▶ WORK ORDER: Each line of the data below that holds the word "when" is to be reported in full.

PROVIDED DATA Block Start

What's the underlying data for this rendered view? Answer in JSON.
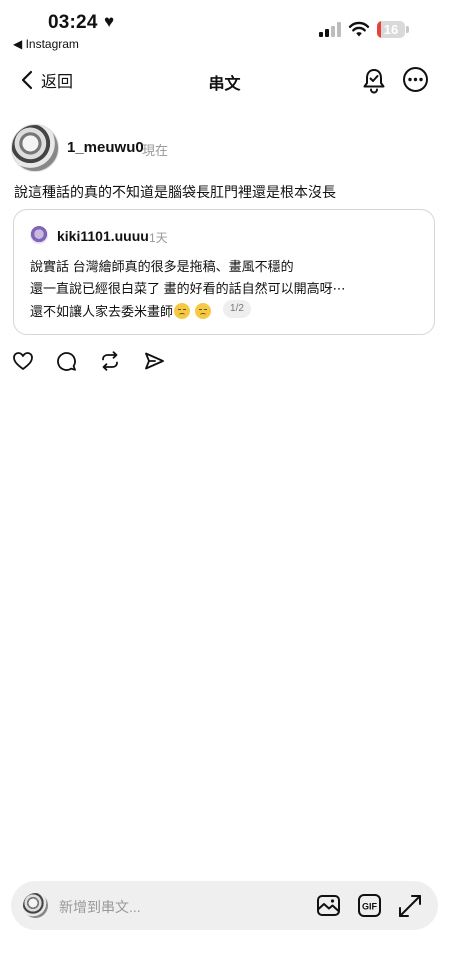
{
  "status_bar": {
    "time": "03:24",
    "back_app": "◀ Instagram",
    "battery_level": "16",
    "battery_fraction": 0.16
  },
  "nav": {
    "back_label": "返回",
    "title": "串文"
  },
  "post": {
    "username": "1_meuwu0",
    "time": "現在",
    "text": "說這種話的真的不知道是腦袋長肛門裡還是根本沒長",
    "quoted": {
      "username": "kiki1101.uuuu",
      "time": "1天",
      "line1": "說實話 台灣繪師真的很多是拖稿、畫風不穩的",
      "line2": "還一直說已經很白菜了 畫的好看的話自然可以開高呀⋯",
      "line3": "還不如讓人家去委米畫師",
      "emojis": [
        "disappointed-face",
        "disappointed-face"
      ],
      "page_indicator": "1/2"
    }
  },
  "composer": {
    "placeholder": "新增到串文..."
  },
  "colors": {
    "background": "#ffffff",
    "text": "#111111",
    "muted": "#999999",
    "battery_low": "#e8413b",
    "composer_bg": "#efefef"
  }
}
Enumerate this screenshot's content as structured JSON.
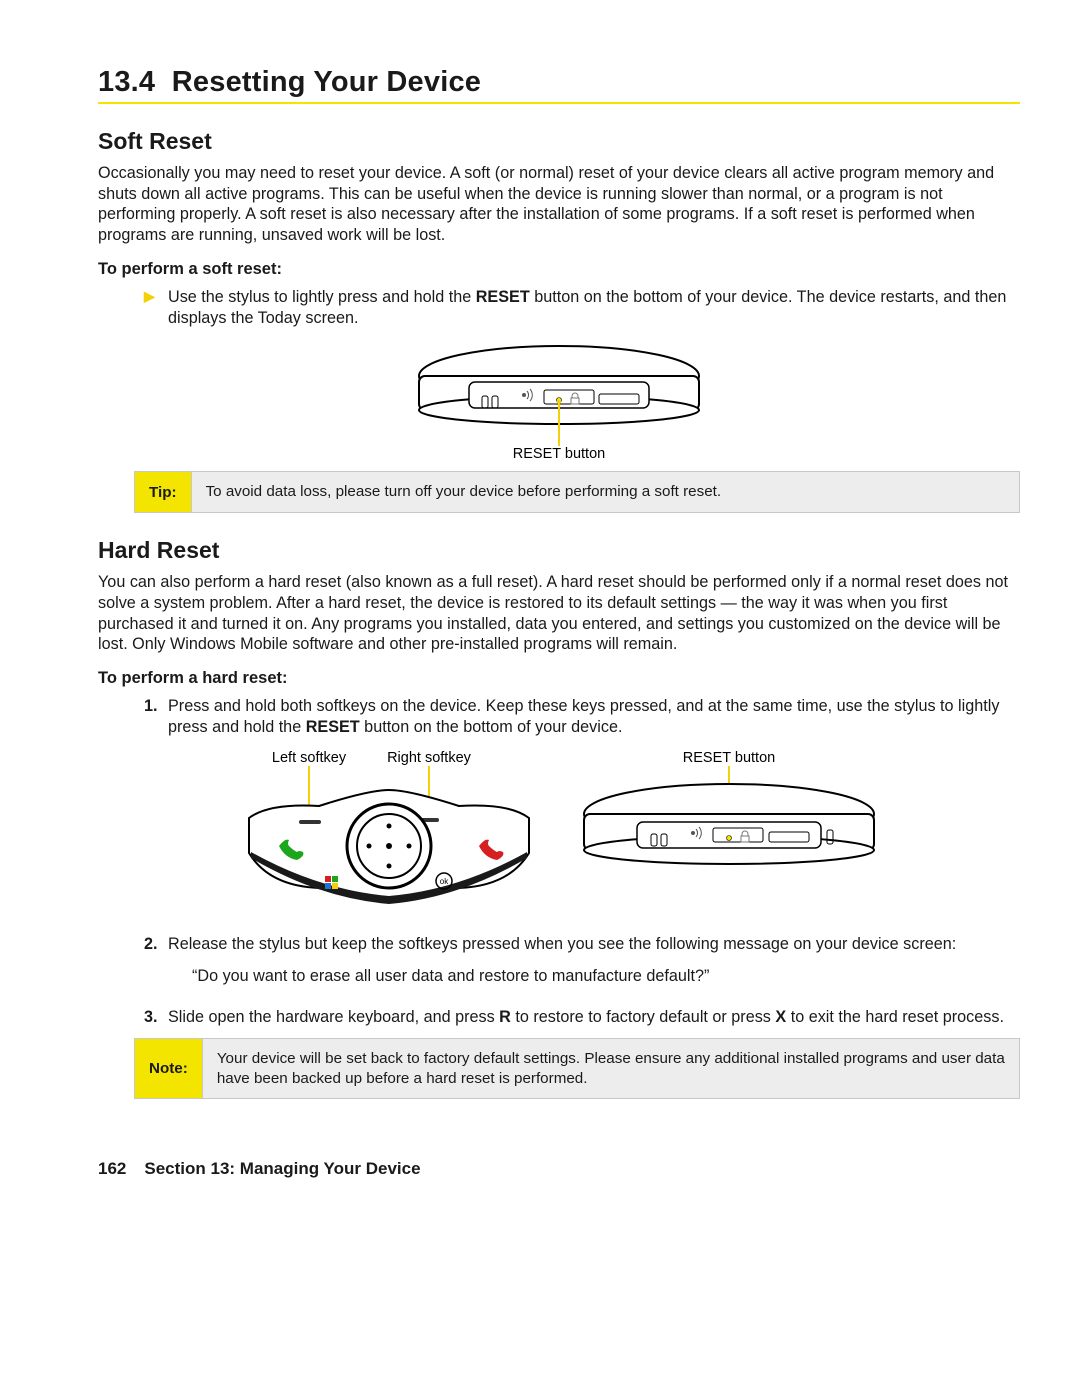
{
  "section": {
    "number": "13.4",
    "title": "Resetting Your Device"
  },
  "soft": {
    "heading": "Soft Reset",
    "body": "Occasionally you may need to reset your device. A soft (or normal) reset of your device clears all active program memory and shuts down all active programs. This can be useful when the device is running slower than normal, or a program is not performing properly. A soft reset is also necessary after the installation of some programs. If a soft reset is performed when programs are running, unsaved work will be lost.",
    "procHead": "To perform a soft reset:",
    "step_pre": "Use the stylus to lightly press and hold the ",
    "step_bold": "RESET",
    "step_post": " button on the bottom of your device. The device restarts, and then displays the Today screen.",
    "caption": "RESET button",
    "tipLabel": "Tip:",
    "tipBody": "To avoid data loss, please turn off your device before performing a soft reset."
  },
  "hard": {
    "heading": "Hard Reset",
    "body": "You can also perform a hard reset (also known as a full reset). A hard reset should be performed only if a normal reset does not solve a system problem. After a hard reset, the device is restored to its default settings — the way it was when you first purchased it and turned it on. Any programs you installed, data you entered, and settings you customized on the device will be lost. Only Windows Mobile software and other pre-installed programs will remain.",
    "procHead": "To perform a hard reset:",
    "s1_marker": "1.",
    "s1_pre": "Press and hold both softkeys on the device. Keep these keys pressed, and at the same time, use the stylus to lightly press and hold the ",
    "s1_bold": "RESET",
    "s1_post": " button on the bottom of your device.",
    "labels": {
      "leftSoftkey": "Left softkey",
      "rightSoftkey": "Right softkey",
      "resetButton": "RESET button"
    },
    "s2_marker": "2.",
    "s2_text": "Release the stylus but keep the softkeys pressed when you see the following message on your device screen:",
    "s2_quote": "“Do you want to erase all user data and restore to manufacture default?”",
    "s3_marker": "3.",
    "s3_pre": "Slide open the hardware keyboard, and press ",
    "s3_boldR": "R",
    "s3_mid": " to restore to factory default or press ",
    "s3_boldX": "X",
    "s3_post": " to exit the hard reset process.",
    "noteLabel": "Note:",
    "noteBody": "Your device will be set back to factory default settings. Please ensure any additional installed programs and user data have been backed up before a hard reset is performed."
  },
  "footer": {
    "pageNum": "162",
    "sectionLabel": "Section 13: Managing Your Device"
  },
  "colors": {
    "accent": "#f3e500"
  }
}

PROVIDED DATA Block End
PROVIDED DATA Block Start

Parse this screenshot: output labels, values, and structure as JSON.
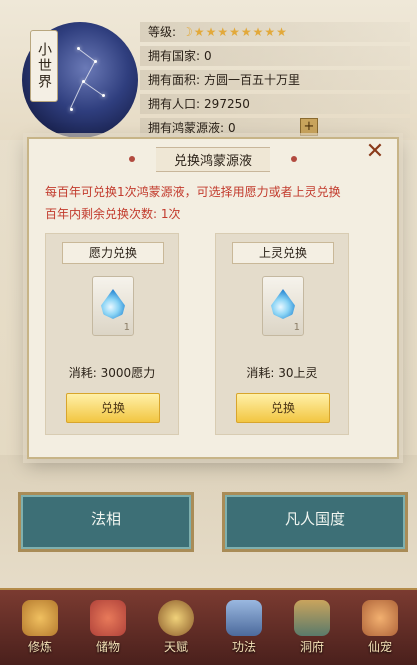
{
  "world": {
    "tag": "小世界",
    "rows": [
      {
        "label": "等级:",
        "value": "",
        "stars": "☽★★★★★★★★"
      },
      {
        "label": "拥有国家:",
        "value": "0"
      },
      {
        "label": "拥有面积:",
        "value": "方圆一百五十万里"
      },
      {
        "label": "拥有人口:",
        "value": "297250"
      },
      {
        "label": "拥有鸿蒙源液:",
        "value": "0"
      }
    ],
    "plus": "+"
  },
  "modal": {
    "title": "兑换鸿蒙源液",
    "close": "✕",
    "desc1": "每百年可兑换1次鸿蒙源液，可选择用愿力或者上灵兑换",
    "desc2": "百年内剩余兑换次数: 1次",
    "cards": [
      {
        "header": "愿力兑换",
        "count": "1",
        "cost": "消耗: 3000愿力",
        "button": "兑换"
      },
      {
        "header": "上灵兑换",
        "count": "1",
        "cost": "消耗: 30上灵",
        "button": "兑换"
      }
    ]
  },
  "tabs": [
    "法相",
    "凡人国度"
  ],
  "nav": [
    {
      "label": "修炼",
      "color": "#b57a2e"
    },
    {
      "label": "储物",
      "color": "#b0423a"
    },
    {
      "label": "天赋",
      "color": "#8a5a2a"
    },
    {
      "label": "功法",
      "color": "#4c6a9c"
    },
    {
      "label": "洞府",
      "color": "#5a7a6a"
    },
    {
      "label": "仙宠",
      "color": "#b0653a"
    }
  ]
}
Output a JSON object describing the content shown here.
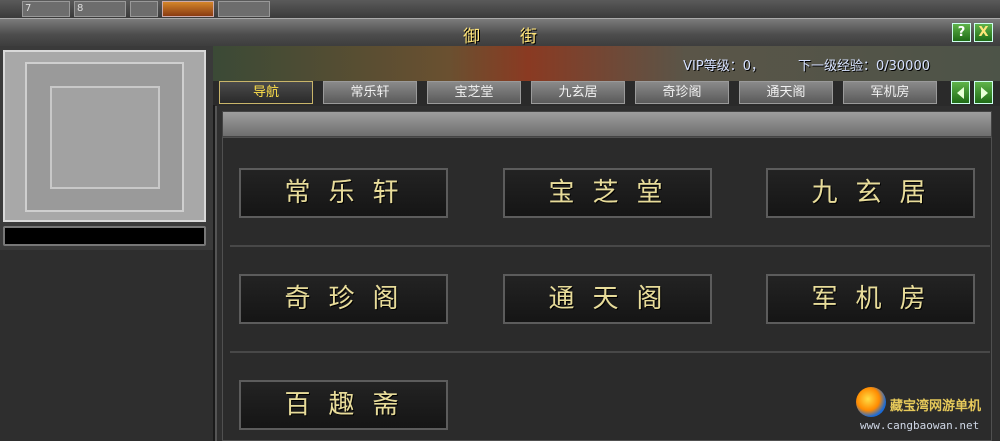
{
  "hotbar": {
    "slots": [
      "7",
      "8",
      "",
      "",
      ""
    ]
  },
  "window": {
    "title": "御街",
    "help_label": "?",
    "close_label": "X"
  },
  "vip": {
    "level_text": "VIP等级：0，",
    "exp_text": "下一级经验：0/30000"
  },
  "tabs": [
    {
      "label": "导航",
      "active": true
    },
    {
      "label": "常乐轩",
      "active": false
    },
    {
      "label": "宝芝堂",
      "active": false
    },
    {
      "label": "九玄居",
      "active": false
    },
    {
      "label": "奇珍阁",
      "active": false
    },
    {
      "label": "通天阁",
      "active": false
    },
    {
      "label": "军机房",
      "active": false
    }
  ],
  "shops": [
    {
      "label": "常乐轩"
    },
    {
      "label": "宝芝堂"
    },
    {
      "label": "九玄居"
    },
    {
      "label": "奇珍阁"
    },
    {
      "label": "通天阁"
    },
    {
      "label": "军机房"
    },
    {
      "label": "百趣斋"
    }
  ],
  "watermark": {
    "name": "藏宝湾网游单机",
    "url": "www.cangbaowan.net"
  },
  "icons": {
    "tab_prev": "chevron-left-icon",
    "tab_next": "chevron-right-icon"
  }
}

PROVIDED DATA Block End

▶ SOLUTION FOR THIS EXERCISE:
    "body": "Occasionally you may need to reset your device. A soft (or normal) reset of your device clears all active program memory and shuts down all active programs. This can be useful when the device is running slower than normal, or a program is not performing properly. A soft reset is also necessary after the installation of some programs. If a soft reset is performed when programs are running, unsaved work will be lost.",
    "body": "You can also perform a hard reset (also known as a full reset). A hard reset should be performed only if a normal reset does not solve a system problem. After a hard reset, the device is restored to its default settings — the way it was when you first purchased it and turned it on. Any programs you installed, data you entered, and settings you customized on the device will be lost. Only Windows Mobile software and other pre-installed programs will remain.",
    "s2_text": "Release the stylus but keep the softkeys pressed when you see the following message on your device screen:",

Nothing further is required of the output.